GOAL OF THE EXERCISE>
Would you write out all of the records that follow, exactly as they stand?
[Start of section]
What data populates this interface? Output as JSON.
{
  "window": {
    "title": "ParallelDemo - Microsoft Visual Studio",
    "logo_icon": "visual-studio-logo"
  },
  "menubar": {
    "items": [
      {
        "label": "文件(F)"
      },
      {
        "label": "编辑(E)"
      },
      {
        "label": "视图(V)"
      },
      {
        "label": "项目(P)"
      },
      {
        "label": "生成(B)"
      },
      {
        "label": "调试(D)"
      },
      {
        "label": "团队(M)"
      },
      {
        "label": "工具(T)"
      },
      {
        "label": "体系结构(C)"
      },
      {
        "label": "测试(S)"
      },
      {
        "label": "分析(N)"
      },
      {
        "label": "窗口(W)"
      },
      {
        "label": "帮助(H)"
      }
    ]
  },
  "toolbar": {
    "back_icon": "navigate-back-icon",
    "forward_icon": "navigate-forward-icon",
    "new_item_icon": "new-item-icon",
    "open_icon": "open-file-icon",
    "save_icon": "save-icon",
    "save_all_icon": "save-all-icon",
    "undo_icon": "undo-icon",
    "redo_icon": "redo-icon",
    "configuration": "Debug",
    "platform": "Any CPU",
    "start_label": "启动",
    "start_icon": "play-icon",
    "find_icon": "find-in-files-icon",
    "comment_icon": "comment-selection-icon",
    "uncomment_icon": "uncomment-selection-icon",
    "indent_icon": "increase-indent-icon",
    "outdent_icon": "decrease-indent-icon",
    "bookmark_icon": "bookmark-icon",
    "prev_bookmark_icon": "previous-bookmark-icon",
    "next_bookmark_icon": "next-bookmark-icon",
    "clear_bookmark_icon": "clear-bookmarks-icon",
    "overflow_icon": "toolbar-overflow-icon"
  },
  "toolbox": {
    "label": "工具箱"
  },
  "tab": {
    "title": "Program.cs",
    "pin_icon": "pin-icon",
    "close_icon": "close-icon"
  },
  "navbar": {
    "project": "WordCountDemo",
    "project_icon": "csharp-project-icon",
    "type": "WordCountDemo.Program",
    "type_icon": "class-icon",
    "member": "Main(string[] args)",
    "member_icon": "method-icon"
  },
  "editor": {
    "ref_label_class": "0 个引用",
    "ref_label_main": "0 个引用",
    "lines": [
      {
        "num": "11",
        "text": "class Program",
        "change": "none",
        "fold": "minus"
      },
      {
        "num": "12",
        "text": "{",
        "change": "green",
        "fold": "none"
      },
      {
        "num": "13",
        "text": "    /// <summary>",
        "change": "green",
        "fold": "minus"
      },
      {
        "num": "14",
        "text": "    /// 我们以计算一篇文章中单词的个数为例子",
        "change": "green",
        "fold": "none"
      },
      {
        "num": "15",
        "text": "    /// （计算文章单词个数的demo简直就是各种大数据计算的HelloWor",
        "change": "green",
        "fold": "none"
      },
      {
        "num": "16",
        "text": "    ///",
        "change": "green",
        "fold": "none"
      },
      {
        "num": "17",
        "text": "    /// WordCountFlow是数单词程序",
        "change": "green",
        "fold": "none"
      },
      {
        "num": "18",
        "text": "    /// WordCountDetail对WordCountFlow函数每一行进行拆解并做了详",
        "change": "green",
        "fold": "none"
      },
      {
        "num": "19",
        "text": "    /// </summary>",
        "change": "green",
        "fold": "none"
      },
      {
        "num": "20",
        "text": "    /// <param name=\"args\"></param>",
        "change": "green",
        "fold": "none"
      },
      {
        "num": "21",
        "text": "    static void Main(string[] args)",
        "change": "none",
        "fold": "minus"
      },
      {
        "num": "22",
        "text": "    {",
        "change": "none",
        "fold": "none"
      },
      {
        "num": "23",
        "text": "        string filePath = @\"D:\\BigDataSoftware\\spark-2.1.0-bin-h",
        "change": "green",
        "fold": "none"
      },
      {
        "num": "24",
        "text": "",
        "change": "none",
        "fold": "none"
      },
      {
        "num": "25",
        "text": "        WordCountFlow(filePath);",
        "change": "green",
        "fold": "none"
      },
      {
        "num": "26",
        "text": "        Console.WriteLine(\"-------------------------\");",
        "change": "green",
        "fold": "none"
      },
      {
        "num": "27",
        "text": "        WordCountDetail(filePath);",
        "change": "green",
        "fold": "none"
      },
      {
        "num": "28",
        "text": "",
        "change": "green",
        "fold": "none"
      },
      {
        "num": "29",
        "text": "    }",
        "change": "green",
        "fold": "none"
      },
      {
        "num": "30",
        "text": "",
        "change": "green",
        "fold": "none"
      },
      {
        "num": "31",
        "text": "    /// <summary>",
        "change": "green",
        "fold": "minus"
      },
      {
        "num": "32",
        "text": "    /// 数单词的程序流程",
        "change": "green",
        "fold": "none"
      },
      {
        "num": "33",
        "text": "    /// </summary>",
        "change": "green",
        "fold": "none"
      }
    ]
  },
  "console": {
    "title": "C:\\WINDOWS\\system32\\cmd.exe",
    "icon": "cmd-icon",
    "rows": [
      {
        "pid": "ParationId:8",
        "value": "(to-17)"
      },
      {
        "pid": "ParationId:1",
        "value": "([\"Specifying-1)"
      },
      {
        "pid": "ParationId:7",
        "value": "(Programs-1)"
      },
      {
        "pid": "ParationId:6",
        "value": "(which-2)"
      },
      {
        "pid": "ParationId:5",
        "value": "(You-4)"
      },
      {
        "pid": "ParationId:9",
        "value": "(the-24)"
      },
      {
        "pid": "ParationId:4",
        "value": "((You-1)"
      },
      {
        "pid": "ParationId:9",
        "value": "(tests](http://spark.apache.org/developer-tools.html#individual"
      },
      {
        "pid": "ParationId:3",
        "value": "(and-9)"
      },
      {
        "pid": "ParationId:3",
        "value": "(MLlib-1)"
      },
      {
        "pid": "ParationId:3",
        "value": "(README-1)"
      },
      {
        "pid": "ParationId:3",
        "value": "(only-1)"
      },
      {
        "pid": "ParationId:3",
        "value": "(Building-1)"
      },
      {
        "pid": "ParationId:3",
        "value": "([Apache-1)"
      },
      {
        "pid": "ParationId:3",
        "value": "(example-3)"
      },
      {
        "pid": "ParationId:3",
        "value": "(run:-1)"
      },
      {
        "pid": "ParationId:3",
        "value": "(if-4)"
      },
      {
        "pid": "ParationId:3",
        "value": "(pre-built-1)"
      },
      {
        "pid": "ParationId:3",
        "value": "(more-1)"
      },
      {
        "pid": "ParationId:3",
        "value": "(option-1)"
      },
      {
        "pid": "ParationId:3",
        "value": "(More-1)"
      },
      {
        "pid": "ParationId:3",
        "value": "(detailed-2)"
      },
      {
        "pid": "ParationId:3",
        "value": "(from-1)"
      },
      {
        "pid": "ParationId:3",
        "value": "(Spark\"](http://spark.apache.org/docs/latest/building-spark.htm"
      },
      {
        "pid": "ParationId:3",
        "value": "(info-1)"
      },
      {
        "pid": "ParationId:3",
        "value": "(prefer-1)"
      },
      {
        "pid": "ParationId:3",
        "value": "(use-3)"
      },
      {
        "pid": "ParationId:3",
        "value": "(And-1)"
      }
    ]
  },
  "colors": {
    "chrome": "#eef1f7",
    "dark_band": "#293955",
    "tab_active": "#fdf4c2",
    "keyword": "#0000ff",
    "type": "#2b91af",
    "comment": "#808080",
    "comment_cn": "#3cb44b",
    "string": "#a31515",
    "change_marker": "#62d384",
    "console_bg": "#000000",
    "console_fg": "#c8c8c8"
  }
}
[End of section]
TASK SOLUTION>
What data populates this interface? Output as JSON.
{
  "window": {
    "title": "ParallelDemo - Microsoft Visual Studio",
    "logo_icon": "visual-studio-logo"
  },
  "menubar": {
    "items": [
      {
        "label": "文件(F)"
      },
      {
        "label": "编辑(E)"
      },
      {
        "label": "视图(V)"
      },
      {
        "label": "项目(P)"
      },
      {
        "label": "生成(B)"
      },
      {
        "label": "调试(D)"
      },
      {
        "label": "团队(M)"
      },
      {
        "label": "工具(T)"
      },
      {
        "label": "体系结构(C)"
      },
      {
        "label": "测试(S)"
      },
      {
        "label": "分析(N)"
      },
      {
        "label": "窗口(W)"
      },
      {
        "label": "帮助(H)"
      }
    ]
  },
  "toolbar": {
    "back_icon": "navigate-back-icon",
    "forward_icon": "navigate-forward-icon",
    "new_item_icon": "new-item-icon",
    "open_icon": "open-file-icon",
    "save_icon": "save-icon",
    "save_all_icon": "save-all-icon",
    "undo_icon": "undo-icon",
    "redo_icon": "redo-icon",
    "configuration": "Debug",
    "platform": "Any CPU",
    "start_label": "启动",
    "start_icon": "play-icon",
    "find_icon": "find-in-files-icon",
    "comment_icon": "comment-selection-icon",
    "uncomment_icon": "uncomment-selection-icon",
    "indent_icon": "increase-indent-icon",
    "outdent_icon": "decrease-indent-icon",
    "bookmark_icon": "bookmark-icon",
    "prev_bookmark_icon": "previous-bookmark-icon",
    "next_bookmark_icon": "next-bookmark-icon",
    "clear_bookmark_icon": "clear-bookmarks-icon",
    "overflow_icon": "toolbar-overflow-icon"
  },
  "toolbox": {
    "label": "工具箱"
  },
  "tab": {
    "title": "Program.cs",
    "pin_icon": "pin-icon",
    "close_icon": "close-icon"
  },
  "navbar": {
    "project": "WordCountDemo",
    "project_icon": "csharp-project-icon",
    "type": "WordCountDemo.Program",
    "type_icon": "class-icon",
    "member": "Main(string[] args)",
    "member_icon": "method-icon"
  },
  "editor": {
    "ref_label_class": "0 个引用",
    "ref_label_main": "0 个引用",
    "lines": [
      {
        "num": "11",
        "text": "class Program",
        "change": "none",
        "fold": "minus"
      },
      {
        "num": "12",
        "text": "{",
        "change": "green",
        "fold": "none"
      },
      {
        "num": "13",
        "text": "    /// <summary>",
        "change": "green",
        "fold": "minus"
      },
      {
        "num": "14",
        "text": "    /// 我们以计算一篇文章中单词的个数为例子",
        "change": "green",
        "fold": "none"
      },
      {
        "num": "15",
        "text": "    /// （计算文章单词个数的demo简直就是各种大数据计算的HelloWor",
        "change": "green",
        "fold": "none"
      },
      {
        "num": "16",
        "text": "    ///",
        "change": "green",
        "fold": "none"
      },
      {
        "num": "17",
        "text": "    /// WordCountFlow是数单词程序",
        "change": "green",
        "fold": "none"
      },
      {
        "num": "18",
        "text": "    /// WordCountDetail对WordCountFlow函数每一行进行拆解并做了详",
        "change": "green",
        "fold": "none"
      },
      {
        "num": "19",
        "text": "    /// </summary>",
        "change": "green",
        "fold": "none"
      },
      {
        "num": "20",
        "text": "    /// <param name=\"args\"></param>",
        "change": "green",
        "fold": "none"
      },
      {
        "num": "21",
        "text": "    static void Main(string[] args)",
        "change": "none",
        "fold": "minus"
      },
      {
        "num": "22",
        "text": "    {",
        "change": "none",
        "fold": "none"
      },
      {
        "num": "23",
        "text": "        string filePath = @\"D:\\BigDataSoftware\\spark-2.1.0-bin-h",
        "change": "green",
        "fold": "none"
      },
      {
        "num": "24",
        "text": "",
        "change": "none",
        "fold": "none"
      },
      {
        "num": "25",
        "text": "        WordCountFlow(filePath);",
        "change": "green",
        "fold": "none"
      },
      {
        "num": "26",
        "text": "        Console.WriteLine(\"-------------------------\");",
        "change": "green",
        "fold": "none"
      },
      {
        "num": "27",
        "text": "        WordCountDetail(filePath);",
        "change": "green",
        "fold": "none"
      },
      {
        "num": "28",
        "text": "",
        "change": "green",
        "fold": "none"
      },
      {
        "num": "29",
        "text": "    }",
        "change": "green",
        "fold": "none"
      },
      {
        "num": "30",
        "text": "",
        "change": "green",
        "fold": "none"
      },
      {
        "num": "31",
        "text": "    /// <summary>",
        "change": "green",
        "fold": "minus"
      },
      {
        "num": "32",
        "text": "    /// 数单词的程序流程",
        "change": "green",
        "fold": "none"
      },
      {
        "num": "33",
        "text": "    /// </summary>",
        "change": "green",
        "fold": "none"
      }
    ]
  },
  "console": {
    "title": "C:\\WINDOWS\\system32\\cmd.exe",
    "icon": "cmd-icon",
    "rows": [
      {
        "pid": "ParationId:8",
        "value": "(to-17)"
      },
      {
        "pid": "ParationId:1",
        "value": "([\"Specifying-1)"
      },
      {
        "pid": "ParationId:7",
        "value": "(Programs-1)"
      },
      {
        "pid": "ParationId:6",
        "value": "(which-2)"
      },
      {
        "pid": "ParationId:5",
        "value": "(You-4)"
      },
      {
        "pid": "ParationId:9",
        "value": "(the-24)"
      },
      {
        "pid": "ParationId:4",
        "value": "((You-1)"
      },
      {
        "pid": "ParationId:9",
        "value": "(tests](http://spark.apache.org/developer-tools.html#individual"
      },
      {
        "pid": "ParationId:3",
        "value": "(and-9)"
      },
      {
        "pid": "ParationId:3",
        "value": "(MLlib-1)"
      },
      {
        "pid": "ParationId:3",
        "value": "(README-1)"
      },
      {
        "pid": "ParationId:3",
        "value": "(only-1)"
      },
      {
        "pid": "ParationId:3",
        "value": "(Building-1)"
      },
      {
        "pid": "ParationId:3",
        "value": "([Apache-1)"
      },
      {
        "pid": "ParationId:3",
        "value": "(example-3)"
      },
      {
        "pid": "ParationId:3",
        "value": "(run:-1)"
      },
      {
        "pid": "ParationId:3",
        "value": "(if-4)"
      },
      {
        "pid": "ParationId:3",
        "value": "(pre-built-1)"
      },
      {
        "pid": "ParationId:3",
        "value": "(more-1)"
      },
      {
        "pid": "ParationId:3",
        "value": "(option-1)"
      },
      {
        "pid": "ParationId:3",
        "value": "(More-1)"
      },
      {
        "pid": "ParationId:3",
        "value": "(detailed-2)"
      },
      {
        "pid": "ParationId:3",
        "value": "(from-1)"
      },
      {
        "pid": "ParationId:3",
        "value": "(Spark\"](http://spark.apache.org/docs/latest/building-spark.htm"
      },
      {
        "pid": "ParationId:3",
        "value": "(info-1)"
      },
      {
        "pid": "ParationId:3",
        "value": "(prefer-1)"
      },
      {
        "pid": "ParationId:3",
        "value": "(use-3)"
      },
      {
        "pid": "ParationId:3",
        "value": "(And-1)"
      }
    ]
  },
  "colors": {
    "chrome": "#eef1f7",
    "dark_band": "#293955",
    "tab_active": "#fdf4c2",
    "keyword": "#0000ff",
    "type": "#2b91af",
    "comment": "#808080",
    "comment_cn": "#3cb44b",
    "string": "#a31515",
    "change_marker": "#62d384",
    "console_bg": "#000000",
    "console_fg": "#c8c8c8"
  }
}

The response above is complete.